Jim Courier let a 5-3 final-set lead and three match points slip away before beating Australia's Todd Woodbridge in a four and a half hour match in the third round of the Australian Open in Melbourne.
The American, the champion in 1992 and 1993 and seeded eighth this year, won 6-3, 6-7, 7-6, 3-6, 8-6 after finally overcoming Woodbridge in a match that ended at 1:13 this morning, with the 15,000-seat stadium still mostly filled.
Woodbridge, who is ranked No 29, often had Courier in trouble with sharply angled shots and volleys while Courier occasionally shifted from power play to winning with deft drop shots.
In the final set, which began shortly after midnight, Courier broke service in the second game and took a 4-1 lead. Serving for the match at 5-3, he reached his first set point when Woodbridge hit a backhand cross-court drive out. But Woodbridge then broke serve on two Courier errors and a brilliant backhand cross-court passing shot.
On his next serve, Courier saved three break points. Woodbridge then saved two more match points when serving at 5-6, both on errors by Courier.
Courier set up his fourth - and final - match point with a shot at Woodbridge's feet as the Australian charged the net.
The match, at 4hr 31min was 42 minutes short of the Australian Open record of 5hr 11min for a five-set match between Boris Becker and Omar Camporese in 1991.
"The experience was one I'll never forget," Woodbridge said. "Sitting down at 5-4, I got goosebumps. The whole place went bananas. It's a shame I couldn't finish it for them."
Woodbridge said some tightness in a shoulder muscle bothered him sometimes on his serve, and on a couple of occasions a trainer had to rub embrocation into it. "That's probably by far the best I've ever played out there," he said.
Earlier, Andre Agassi came from behind against a qualifier for the second time and was fined $1,000 (pounds 670) for an audible obscenity for the second time in as many matches. After losing the first set to his fellow American Steve Bryan, Agassi wasted no time reasserting his dominance to win 4- 6, 6-0, 6-2, 6-1.
"I wasn't expecting him to play with as much offence," Agassi said. "He was taking pretty good control of points when he had a chance. I think some things fell his way early, and he got the right point at the right time. He just forced me to raise my level."
Agassi's next opponent will be Jonas Bjorkman, of Sweden, who beat Todd Martin 6-3, 3-6, 6-3, 2-6, 6-4.

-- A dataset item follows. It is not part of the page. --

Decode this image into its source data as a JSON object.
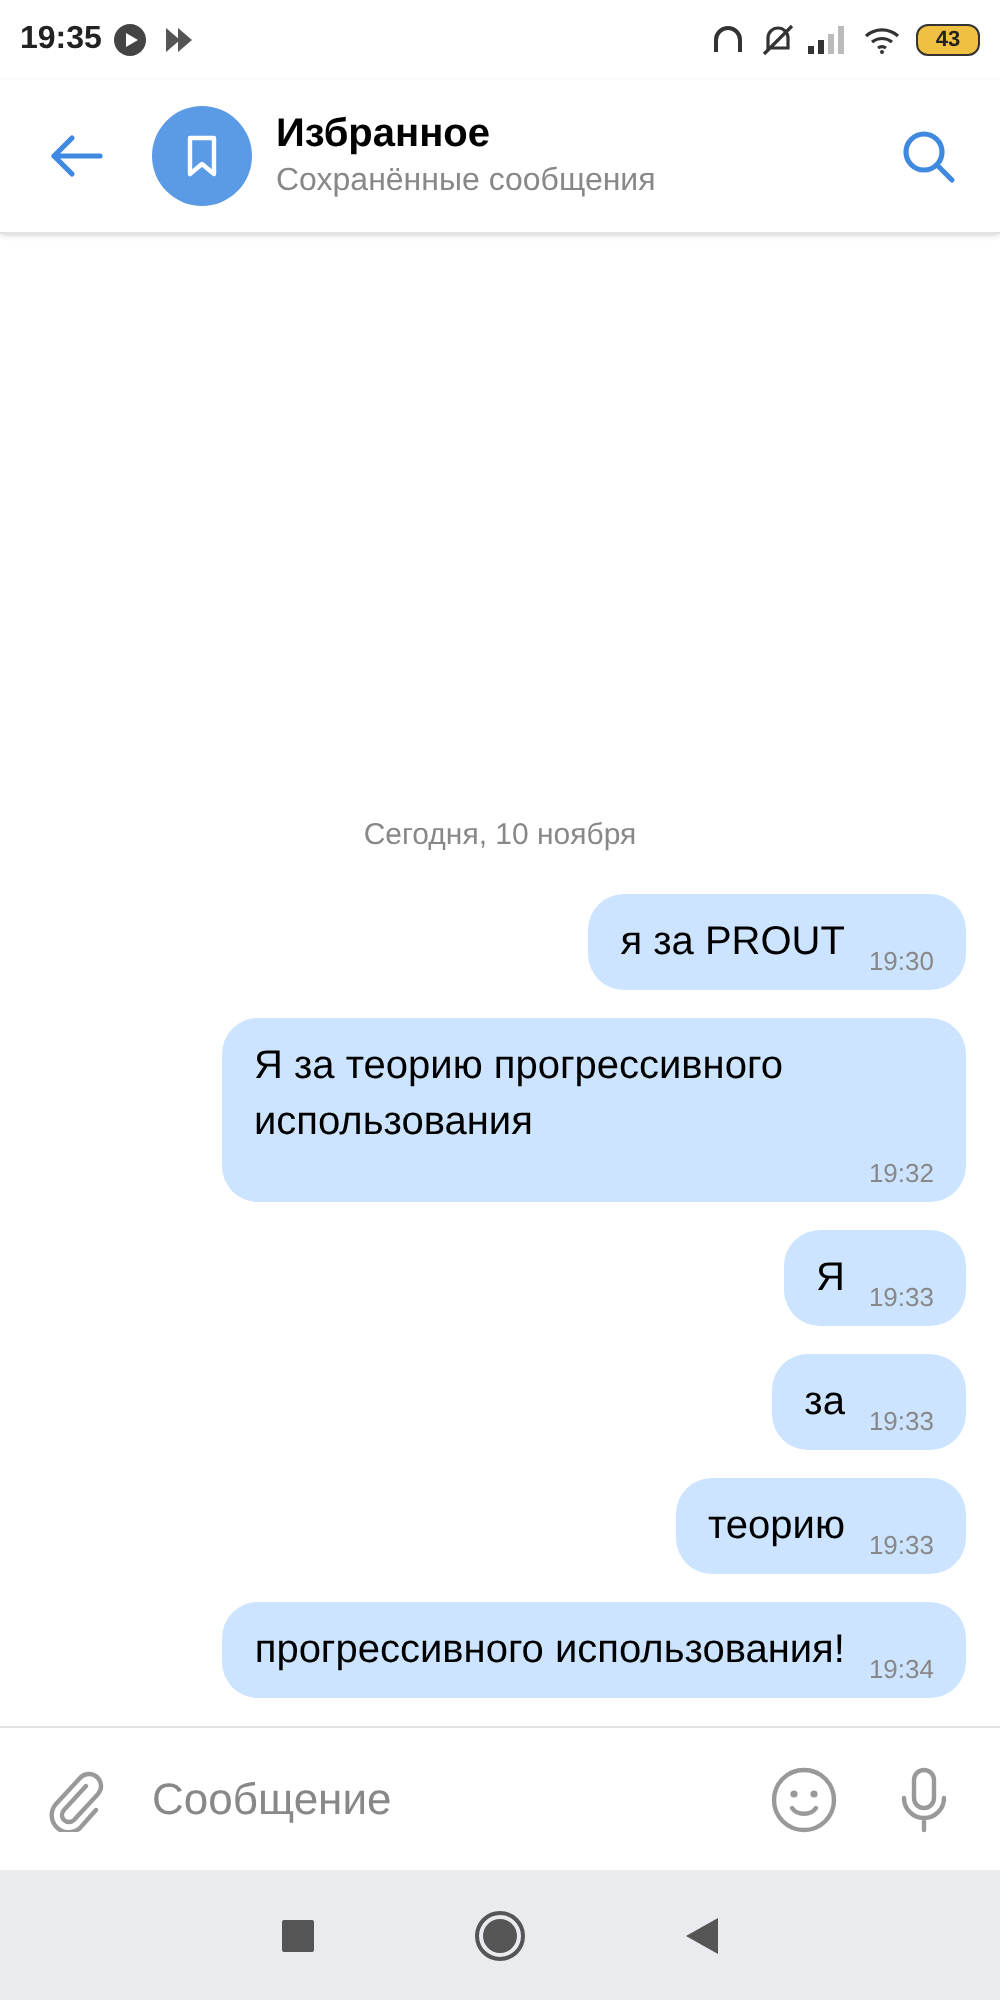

Michael Chang, the No 5 seed, advanced as temperatures climbed past 32C (90F) yesterday afternoon. The American, the only one of the top five seeds to win all his matches in straight sets, beat Guillaume Raoux, of France, 6-2, 6-2, 7-6.
Raoux fought hard in the final set with some impressive sharp angles and deft drop shots, but he could not match his opponent's steadiness. Chang said he was not bothered by the heat or the court, described by some players as sticky and hard on their feet and bodies. "For me, it's worked out OK," he said of the Rebound Ace surface.
Thomas Muster, seeded third and in contention for the No 1 spot in the rankings, twisted his right ankle while back-pedalling for a deep shot midway through the second set of his third-round match. However, he had it taped, saved three set points in a marathon second set, and beat the Swedish qualifier Nicklas Kulti 6-4, 7-6, 6-4.
In the women's third round, Monica Seles ran into her first patch of difficulty, dropping her serve in the first game with a double-fault. But she responded by winning eight consecutive games, in which she lost just 12 points, ending up with a 7-5, 6-0 victory over Julie Halard-Decugis, of France.
Seles, three times an Australian Open champion, said her play in the second set was her best since arriving in Australia.Reuse content